Vaccines are one of the most powerful, cost-effective public health interventions, responsible for saving millions of lives and catalysing economic growth. Yet, in 2013, WHO estimated that a lack of access to established vaccines contributed to approximately two million childhood deaths worldwide.
In South Africa and the African region immunisation programmes do not always achieve the required uptake. The reasons for this are complex and include the inability of communities to access effective vaccines from health services, refusal of individuals and communities to accept vaccines, and the high costs of new vaccines. Reaching the under or unimmunised person and creating community confidence in and demand for vaccines remains an enormous challenge, requiring an interdisciplinary research agenda between the social, behavioural and clinical sciences.
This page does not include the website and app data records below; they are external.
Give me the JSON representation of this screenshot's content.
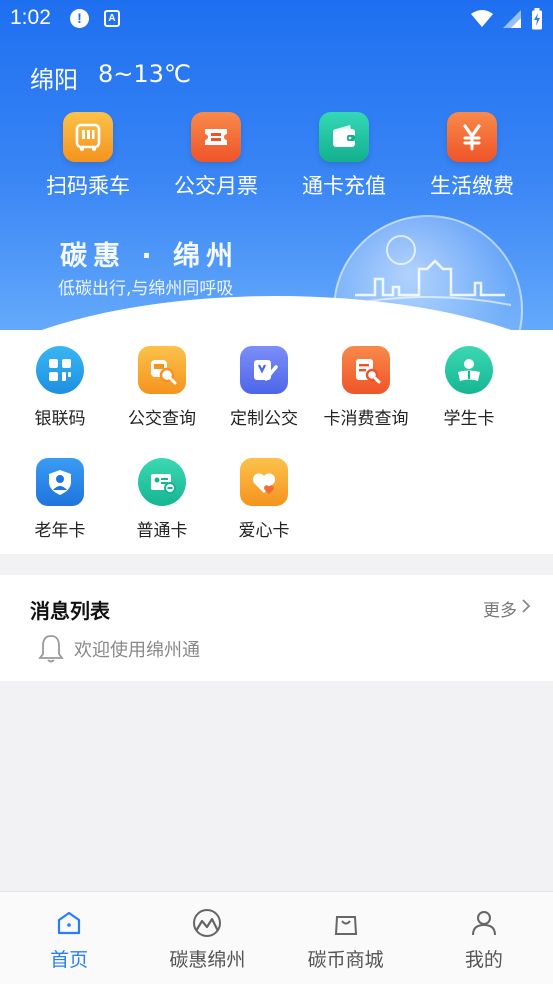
{
  "status": {
    "time": "1:02",
    "alert_glyph": "!",
    "a_glyph": "A"
  },
  "weather": {
    "city": "绵阳",
    "temp": "8~13℃"
  },
  "quick_actions": [
    {
      "label": "扫码乘车",
      "icon": "bus-qr-icon",
      "color": "#f7a23b"
    },
    {
      "label": "公交月票",
      "icon": "ticket-icon",
      "color": "#f26a36"
    },
    {
      "label": "通卡充值",
      "icon": "wallet-icon",
      "color": "#1fbf9f"
    },
    {
      "label": "生活缴费",
      "icon": "yen-icon",
      "color": "#f26a36"
    }
  ],
  "banner": {
    "title": "碳惠 · 绵州",
    "subtitle": "低碳出行,与绵州同呼吸"
  },
  "services": [
    {
      "label": "银联码",
      "icon": "unionpay-code-icon",
      "color": "#2aa1e8"
    },
    {
      "label": "公交查询",
      "icon": "bus-search-icon",
      "color": "#f7a23b"
    },
    {
      "label": "定制公交",
      "icon": "custom-bus-icon",
      "color": "#5f79f0"
    },
    {
      "label": "卡消费查询",
      "icon": "card-consume-search-icon",
      "color": "#f26a36"
    },
    {
      "label": "学生卡",
      "icon": "student-card-icon",
      "color": "#28c2a1"
    },
    {
      "label": "老年卡",
      "icon": "senior-card-icon",
      "color": "#2a86e8"
    },
    {
      "label": "普通卡",
      "icon": "normal-card-icon",
      "color": "#28c2a1"
    },
    {
      "label": "爱心卡",
      "icon": "love-card-icon",
      "color": "#f7a23b"
    }
  ],
  "messages": {
    "title": "消息列表",
    "more": "更多",
    "items": [
      {
        "text": "欢迎使用绵州通"
      }
    ]
  },
  "bottom_nav": [
    {
      "label": "首页",
      "icon": "home-icon",
      "active": true
    },
    {
      "label": "碳惠绵州",
      "icon": "carbon-icon",
      "active": false
    },
    {
      "label": "碳币商城",
      "icon": "shopping-bag-icon",
      "active": false
    },
    {
      "label": "我的",
      "icon": "user-icon",
      "active": false
    }
  ],
  "colors": {
    "accent": "#2a7ef4",
    "header_top": "#1e6ff0",
    "header_bottom": "#64a9fb"
  }
}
Vaccine preventable diseases (VPDs) are a relatively new, but increasingly important focus area for Wits RHI. We are currently conducting tuberculosis (TB) vaccine studies in infants, and are planning to implement a Respiratory Syncytial Virus (RSV) vaccine trial in pregnant women. Wits RHI has published on human papillomavirus (HPV) vaccine implementation and programme feasibility, and has evaluated the National Department of Health’s national HPV vaccine programme. We are developing an adolescent/pre-adolescent platform for vaccines, and maternal infant pair cohorts.
Wits RHI has also had extensive involvement with international vaccine research partners and global policy. In 2015, we became a lead partner in the African Local Initiative for Vaccinology Expertise (ALIVE); a Wits University project to create a flagship vaccine and immunisation institution. Professor Helen Rees, together with Professor Shabir Madhi of the Respiratory and Meningeal Pathogen Research Unit, is spearheading the initiative, which is supported by a group of eminent South African vaccine researchers and other academics from fields such as implementation science, public health, health economics and social science. ALIVE is being run in conjunction with the National Research Foundation and was launched in May 2016.